Then along came services like Venmo that allowed individuals to make cheap, instantaneous electronic payments, person to person. With a few taps, you could transfer money from your bank account to theirs. While third-party services may have led the way in gaining widespread consumer acceptance, banks and credit unions soon started offering their own instant payment services for their customers to use. According to data compiled by the financial services firm FIS, the number of real time payment services has quadrupled in the last five years, growing by 35% in the past year alone.
Instant payment services have revolutionized going out with friends and splitting the tab, and of course its implications for commercial payments and other transactions are significant as well. Instant payment apps give the payer control over the timing, amount, and recipient of their payments, a reversal of the usual commercial scenario where the payee takes the card, provides the transaction information, and initiates the transfer of funds.
Shifting this locus of control, however, does not necessarily mean that real time payment systems will reduce the evergreen problem of disputes and chargebacks. On the contrary, the lack of a consistent and standardized system for dealing with disputes, chargebacks, and transaction fraud in the real time payment space has the potential to seriously damage consumer and merchant confidence in this emerging technology.
Real Time Disputes
Consumers love real time payment services—especially when it doesn't cost them anything. There has been significant market pressure on banks and credit unions to offer this service to their customers, as they can provide free transfers between members and undercut the costs incurred by third-party providers.

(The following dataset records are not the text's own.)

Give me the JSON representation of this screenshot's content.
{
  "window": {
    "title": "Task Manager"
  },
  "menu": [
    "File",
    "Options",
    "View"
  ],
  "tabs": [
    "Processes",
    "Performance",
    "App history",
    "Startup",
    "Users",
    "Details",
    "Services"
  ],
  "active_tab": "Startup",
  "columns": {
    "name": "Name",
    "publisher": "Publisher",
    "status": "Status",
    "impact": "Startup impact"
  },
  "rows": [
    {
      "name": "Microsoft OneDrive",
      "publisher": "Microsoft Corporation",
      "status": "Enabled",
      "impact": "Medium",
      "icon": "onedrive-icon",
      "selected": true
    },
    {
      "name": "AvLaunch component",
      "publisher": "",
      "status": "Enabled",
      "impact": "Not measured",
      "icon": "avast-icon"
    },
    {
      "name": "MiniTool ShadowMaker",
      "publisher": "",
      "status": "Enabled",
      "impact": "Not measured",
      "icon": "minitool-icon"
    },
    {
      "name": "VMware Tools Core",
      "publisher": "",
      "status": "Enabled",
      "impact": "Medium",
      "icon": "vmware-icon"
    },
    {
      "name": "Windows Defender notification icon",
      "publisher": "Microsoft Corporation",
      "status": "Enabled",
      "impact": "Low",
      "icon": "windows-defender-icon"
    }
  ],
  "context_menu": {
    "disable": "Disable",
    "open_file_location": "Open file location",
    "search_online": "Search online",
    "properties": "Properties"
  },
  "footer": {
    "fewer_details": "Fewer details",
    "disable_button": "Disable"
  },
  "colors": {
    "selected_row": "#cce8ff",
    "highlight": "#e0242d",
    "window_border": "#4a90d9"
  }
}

The result has been a huge number of real time payment services rushed to market without any real regulations or infrastructure in place to deal with disputes or fraudulent transactions.
By their nature, real time payment systems have no centralized authority or two disputing parties to appeal to—there's no card network setting the rules that all parties must agree to follow. Banks and providers can set their own rules, but they have no authority to compel the other party's financial institution to cooperate in the event of a dispute.
Some platforms do have mechanisms in place for handling disputes, but they're doing so on their own volition, with no guarantee of fair or consistent standards. Customers love the convenience of real time payments, but they love the convenience of fast, low-barrier chargebacks, too, and it won't take long at all for consumer goodwill toward a real time payment platform to curdle after an unsatisfactory or frustrating experience with a problematic transaction.
For example, let's say you find somebody selling concert tickets on social media and pay them $50 with your credit union's instant payment service. Later, at the venue, the box office tells you the tickets are fake. This would be a relatively simple chargeback scenario if you'd paid with a credit card, but in this situation, there's nothing to compel the fraudster's financial institution to hear your complaint or do anything about it.
In The Fed We Trust?
There's going to be a new player making a big splash in the real time payments scene soon: the Federal Reserve Board. They're introducing a new 24/7 payment and settlement service, FedNow, to support real time payment systems. The idea is to provide round the clock support and service for greater liquidity and faster payment settlements.
For consumers, the backing of the Federal Reserve Board should provide greater confidence in the safety and stability of real time payment systems, but it does not automatically follow that fair and comprehensive dispute resolution mechanisms will be included. Without a robust system for handling disputes, fraud, and chargebacks in an equitable way, the Feds could be setting themselves up for a considerable consumer backlash.
Even if consumers, banks, and the Fed all turn a blind eye to vulnerabilities in the FedNow system and its affiliates, one group assuredly will not: fraudsters. They will stress-test every potential flaw in the system as soon as it goes live, and consumers must have a way to submit questionable transactions to an objective review process. Without this, we can expect banks to look out for their own customers first, leaving us with a system in which convenience comes at the expense of fairness and consistency. This kind of system won't last long, and the ones who will profit the most from it are the fraudsters.
As a merchant, it might seem nice to imagine a payment scheme in which chargebacks don't exist, but it's important for merchants to have their voices heard in any discussions about how the Fed or private financial institutions will address the question of disputes and chargebacks in the real time payments sphere. The more consumers get comfortable using instant payment services, the more pressure there will be on merchants to accept these forms of payment.
It's usually advisable to give your customers whatever payment options will make them more willing to buy from you, but you should always tread lightly when it comes to new and untested technologies. Take it as a given that the fraudsters already know where the technological and regulatory vulnerabilities are.